Depending on sensation, you typically think nerve pain is associated with sharp and stabbing sensations, however you can also get weakness and sensation changes which can feel like static or just general loss of sensation. This is one way you can rule out if the feeling in your legs or arms is coming from the spine and potential nerve compression – which can be very serious. If you ever experience any loss of bowel/bladder control, sexual function changes, general sensation changes in the perineum/anus region talk to a healthcare professional. It’s not embarrassing. Read up: Cauda Equina Syndrome & Tethered Cord Syndrome.

When it comes to the locking sensation I doubt you would be able to find any real studies on it, though it’s widely reported. From a professional anecdote it often seems to be something like a quick movement or increased range of motion in a movement, with or without weights or load that causes it. I think there is too much of a stretch through the muscle spindles/GTO and all of the small muscles around the spine spasm and release. This could potentially cause a large soreness from the forceful contraction or actual micro-injuries that are slightly painful and linger for a few days. This is plenty of time for us to constantly think about the situation and magnify our symptoms, most times, just getting my patient’s moving again and showing their bodies that it’s not as scary out there as we let our minds think, they feel 100% better. Future research can only be so kind as to answer the question.

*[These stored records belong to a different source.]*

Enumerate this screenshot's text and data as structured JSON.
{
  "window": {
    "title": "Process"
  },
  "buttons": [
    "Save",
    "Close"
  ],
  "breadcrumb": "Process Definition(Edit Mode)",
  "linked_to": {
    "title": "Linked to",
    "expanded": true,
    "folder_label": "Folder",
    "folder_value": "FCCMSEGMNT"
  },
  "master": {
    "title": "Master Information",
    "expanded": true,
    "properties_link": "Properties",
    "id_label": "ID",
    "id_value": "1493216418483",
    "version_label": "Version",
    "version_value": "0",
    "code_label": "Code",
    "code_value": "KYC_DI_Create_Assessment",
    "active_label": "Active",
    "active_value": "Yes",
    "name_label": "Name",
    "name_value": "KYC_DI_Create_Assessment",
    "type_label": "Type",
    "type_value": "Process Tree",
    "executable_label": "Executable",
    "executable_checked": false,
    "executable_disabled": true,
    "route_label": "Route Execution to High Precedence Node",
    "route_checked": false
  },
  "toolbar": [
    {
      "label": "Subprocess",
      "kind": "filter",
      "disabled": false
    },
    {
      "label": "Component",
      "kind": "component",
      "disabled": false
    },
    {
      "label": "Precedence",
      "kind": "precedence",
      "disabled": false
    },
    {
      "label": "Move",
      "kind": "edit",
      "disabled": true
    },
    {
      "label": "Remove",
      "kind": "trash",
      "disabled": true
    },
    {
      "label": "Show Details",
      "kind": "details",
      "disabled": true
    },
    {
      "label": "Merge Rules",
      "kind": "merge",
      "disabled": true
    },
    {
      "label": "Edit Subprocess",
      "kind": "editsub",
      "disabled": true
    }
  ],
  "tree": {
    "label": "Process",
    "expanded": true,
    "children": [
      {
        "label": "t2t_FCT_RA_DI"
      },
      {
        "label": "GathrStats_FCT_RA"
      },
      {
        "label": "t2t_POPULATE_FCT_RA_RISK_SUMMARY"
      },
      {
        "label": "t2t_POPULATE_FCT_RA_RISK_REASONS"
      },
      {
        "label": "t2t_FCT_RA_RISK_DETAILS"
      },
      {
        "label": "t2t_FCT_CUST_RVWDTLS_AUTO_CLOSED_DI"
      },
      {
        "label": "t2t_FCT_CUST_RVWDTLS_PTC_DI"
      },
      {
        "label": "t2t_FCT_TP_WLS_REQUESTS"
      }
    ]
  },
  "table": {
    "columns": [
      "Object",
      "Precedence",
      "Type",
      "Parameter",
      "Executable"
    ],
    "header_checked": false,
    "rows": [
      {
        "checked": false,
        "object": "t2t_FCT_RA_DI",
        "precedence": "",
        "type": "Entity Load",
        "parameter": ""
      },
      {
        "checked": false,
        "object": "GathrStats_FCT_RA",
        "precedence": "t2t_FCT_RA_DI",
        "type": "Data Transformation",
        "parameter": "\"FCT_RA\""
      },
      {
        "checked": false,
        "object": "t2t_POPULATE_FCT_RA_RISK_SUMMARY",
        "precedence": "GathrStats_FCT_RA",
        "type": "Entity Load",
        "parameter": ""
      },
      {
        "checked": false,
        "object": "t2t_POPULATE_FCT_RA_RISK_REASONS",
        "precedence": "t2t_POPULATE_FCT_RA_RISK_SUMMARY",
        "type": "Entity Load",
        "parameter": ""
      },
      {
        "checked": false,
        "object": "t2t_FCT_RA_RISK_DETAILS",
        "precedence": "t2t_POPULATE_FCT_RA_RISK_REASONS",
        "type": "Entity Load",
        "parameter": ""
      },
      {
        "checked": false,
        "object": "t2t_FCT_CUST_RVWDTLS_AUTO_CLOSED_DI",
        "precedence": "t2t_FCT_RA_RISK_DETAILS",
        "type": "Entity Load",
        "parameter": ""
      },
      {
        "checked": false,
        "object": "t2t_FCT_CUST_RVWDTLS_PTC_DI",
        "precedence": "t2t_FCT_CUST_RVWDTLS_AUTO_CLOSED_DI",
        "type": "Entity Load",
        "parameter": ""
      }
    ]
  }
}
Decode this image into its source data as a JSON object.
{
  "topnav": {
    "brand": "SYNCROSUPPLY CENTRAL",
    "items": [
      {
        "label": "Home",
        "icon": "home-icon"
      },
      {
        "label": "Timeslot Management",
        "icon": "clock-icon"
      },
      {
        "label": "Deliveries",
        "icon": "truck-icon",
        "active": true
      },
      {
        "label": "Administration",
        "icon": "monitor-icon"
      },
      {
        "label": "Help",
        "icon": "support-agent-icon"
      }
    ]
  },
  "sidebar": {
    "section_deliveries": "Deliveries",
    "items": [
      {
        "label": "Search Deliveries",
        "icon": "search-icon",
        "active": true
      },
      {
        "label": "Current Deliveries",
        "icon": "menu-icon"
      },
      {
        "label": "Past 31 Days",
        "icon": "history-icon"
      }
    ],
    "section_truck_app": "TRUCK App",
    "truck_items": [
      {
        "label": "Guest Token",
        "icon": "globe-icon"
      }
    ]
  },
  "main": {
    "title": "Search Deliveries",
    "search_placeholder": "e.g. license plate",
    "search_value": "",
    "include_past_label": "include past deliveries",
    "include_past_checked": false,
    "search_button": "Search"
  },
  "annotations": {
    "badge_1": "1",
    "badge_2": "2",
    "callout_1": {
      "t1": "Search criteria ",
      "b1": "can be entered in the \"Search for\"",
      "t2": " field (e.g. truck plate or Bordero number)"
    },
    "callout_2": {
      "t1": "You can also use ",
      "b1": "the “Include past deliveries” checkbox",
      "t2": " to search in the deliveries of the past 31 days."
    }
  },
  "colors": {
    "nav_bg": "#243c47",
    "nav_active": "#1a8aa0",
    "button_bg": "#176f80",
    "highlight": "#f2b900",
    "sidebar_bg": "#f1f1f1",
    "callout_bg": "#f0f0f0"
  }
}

It’s something to think about – we are our own worst enemy with symptom magnification and perseveration. If you happen to remember this while you’re lying on our back, take some deep breaths, gently start rolling your hips in all directions and I imagine it’ll pass.